said, you know, who is Sally?
And I'm like, why do you ask?
And he's like, cause she
does not belong Here at all.
And he was able to just
spot it like instantly.
And that was so empowering to hear
and to feel like, Oh, thank God.
But it's hard when you're
inside of it to know that.
I mean, what's interesting too, is,
is those employees, they may be lying
to themselves, but they know too,
something empowering about sitting
down, you know, and I imagine you do
this because I know you want to know
you're just a great, a great guy and
a great manager, a great boss, but
to be able to tell somebody, Hey.
You're amazing at this
piece, whatever it is.
We don't have that here.
I need to help you find this
because when you land in this,
you're going to love life.
You're going to love showing, you're
going to love waking up, putting your
clothes on and going to work every day.
I imagine you don't.
And I don't want that for you.
And I don't want that for me.
I'm going to go back and listen
to this recording because
it was really well stated.
I don't know that I am good at
those conversations anymore.
I think I used to be.
I got a little jaded Brent,
so I need to come back to the
empathy that you just gave me.
Where can people connect with you?
Really paper cuts suck, gets
you into that's your sandpit.
That's my sandpit.
That'll launch you into wherever
we're lots of other things.
So it's a great place to start.
You know, I realized the paper
cuts book is, a little esoteric,
but what, what it can do mostly.
I mean, speaking from, I wrote it
for myself, you know, ex CEO who will
probably be a CEO again, one day, how
do you show up your best in a way where
you trust yourself so you don't have
to question decisions you're making?
Like, that's what the power of this
book is, is how do you step into choice
and integrity and learn how to love

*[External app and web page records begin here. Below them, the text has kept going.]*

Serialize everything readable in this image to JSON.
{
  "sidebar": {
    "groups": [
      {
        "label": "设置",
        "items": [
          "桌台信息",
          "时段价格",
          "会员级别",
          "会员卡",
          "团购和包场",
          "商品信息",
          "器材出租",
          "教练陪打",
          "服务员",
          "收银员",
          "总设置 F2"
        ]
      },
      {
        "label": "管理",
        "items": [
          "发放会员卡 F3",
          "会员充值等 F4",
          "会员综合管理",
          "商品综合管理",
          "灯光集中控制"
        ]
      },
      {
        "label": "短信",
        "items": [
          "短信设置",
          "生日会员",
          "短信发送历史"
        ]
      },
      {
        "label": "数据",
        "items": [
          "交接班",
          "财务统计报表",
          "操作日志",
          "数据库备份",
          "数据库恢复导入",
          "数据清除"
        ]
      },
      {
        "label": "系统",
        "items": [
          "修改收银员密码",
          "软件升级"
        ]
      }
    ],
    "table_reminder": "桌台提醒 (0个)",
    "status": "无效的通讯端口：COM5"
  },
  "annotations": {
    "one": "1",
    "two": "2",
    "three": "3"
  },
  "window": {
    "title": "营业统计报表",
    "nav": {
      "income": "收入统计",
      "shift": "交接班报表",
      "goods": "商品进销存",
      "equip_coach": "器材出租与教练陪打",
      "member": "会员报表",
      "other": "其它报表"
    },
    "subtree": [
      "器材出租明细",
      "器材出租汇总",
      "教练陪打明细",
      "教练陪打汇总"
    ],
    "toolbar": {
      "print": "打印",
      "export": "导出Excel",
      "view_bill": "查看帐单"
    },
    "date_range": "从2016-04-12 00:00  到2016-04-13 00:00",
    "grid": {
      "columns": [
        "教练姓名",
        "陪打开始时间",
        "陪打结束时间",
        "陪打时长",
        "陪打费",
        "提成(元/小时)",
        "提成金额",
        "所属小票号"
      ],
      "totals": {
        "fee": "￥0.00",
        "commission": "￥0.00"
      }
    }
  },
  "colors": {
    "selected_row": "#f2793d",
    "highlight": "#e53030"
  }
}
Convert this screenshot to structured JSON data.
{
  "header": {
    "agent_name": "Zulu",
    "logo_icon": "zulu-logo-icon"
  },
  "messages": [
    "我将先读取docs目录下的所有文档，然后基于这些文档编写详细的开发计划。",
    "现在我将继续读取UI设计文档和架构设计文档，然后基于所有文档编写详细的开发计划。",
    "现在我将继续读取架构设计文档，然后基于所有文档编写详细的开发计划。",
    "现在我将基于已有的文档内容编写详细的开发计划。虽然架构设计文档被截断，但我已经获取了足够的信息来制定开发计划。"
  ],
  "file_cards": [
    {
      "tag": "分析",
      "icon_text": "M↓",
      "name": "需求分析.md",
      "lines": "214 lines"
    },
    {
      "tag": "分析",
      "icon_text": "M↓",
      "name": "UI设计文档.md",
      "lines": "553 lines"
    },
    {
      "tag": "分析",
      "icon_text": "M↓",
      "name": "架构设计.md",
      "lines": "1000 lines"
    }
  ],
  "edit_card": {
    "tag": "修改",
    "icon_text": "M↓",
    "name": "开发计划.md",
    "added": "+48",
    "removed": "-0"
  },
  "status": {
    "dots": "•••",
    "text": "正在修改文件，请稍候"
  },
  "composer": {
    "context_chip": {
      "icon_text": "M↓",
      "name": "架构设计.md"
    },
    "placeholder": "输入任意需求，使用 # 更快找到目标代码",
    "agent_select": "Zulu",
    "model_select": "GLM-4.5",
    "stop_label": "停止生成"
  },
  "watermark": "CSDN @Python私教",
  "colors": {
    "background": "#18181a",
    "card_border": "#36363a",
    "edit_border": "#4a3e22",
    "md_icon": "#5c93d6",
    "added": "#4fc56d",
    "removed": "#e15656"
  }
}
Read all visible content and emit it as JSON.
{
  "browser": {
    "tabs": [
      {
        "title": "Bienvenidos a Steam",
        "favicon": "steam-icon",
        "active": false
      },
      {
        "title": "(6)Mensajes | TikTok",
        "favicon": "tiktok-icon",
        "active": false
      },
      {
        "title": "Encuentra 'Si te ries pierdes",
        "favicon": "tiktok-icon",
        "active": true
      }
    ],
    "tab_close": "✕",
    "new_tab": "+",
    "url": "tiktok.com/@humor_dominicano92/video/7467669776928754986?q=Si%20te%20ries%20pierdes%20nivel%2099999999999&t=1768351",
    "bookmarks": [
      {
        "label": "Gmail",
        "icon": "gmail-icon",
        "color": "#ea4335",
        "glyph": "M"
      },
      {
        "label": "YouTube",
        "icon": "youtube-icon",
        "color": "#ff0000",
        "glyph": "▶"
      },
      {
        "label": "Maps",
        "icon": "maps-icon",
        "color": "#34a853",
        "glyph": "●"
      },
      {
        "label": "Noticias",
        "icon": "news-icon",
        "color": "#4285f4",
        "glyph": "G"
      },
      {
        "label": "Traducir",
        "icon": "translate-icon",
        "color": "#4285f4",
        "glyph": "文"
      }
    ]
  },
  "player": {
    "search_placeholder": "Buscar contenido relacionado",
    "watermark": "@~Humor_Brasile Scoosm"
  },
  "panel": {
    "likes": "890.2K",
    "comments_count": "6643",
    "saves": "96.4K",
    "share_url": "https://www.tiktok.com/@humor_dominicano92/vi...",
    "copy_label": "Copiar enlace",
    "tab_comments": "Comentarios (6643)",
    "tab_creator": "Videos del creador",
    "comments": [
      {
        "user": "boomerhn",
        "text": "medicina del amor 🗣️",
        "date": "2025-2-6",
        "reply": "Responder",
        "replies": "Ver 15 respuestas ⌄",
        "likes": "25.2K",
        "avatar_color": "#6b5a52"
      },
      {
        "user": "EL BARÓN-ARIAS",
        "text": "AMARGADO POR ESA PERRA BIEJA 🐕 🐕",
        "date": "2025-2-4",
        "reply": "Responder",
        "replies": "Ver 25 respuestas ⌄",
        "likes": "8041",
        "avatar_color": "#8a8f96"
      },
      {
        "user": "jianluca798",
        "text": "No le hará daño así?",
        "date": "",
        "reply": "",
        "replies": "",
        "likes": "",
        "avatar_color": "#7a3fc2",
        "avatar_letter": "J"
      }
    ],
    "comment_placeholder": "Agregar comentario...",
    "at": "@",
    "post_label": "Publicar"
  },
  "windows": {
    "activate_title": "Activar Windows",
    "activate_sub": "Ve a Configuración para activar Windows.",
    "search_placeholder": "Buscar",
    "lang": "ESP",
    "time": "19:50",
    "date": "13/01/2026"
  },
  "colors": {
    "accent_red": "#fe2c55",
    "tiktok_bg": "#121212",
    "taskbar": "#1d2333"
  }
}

and trust you because then you show up
for your business in a way that you've,
you've probably never showed up before.
I really love that.
I love the esoteric conversations too.
I want to have more of these because.
You know, it's the difference in,
I just shot a video on this and
nobody watched it, which made me mad.
But, are you familiar with Stephen Covey's
Personality Ethic versus Character Ethic?
So, this is Character Ethic discussion.
All the other videos I shoot are
Personality Ethic discussion, but
that's what people want to watch.
This is what I want to talk about.
So, I'm going to go figure
out how to slowly evolve.
The conversation Brant, I
appreciate you being here, man.
I appreciate you just being every time we
connect, I take something away from that.
That's not pandering by the way.
I really mean it every time you're on a
call, even when you're quiet, like you'll
pipe up and say one thing and I'll be
like, well, that made the call for me.
That's my feedback for you today.
If you're watching or
listening, go to papercutssuck.
com Pre order the e book.
If you catch this after August 10th, you
can buy the e book, the print version.
I buy print of everything, by the way,
because I like writing in books now.
Which I know is sacrilegious,
but it helps with my retention.
You can listen listen to our boy
Brent Perkins support an author.
If you want some consulting, it
sounds like he's an assassin.
And I imagine they can connect
with you by going to 3xbold.
The number, the paper cuts suck there too.
All roads lead back to paper cuts up.
I shoot a video every day.
Like comment, subscribe.
I love y'all.
I'll talk to you later.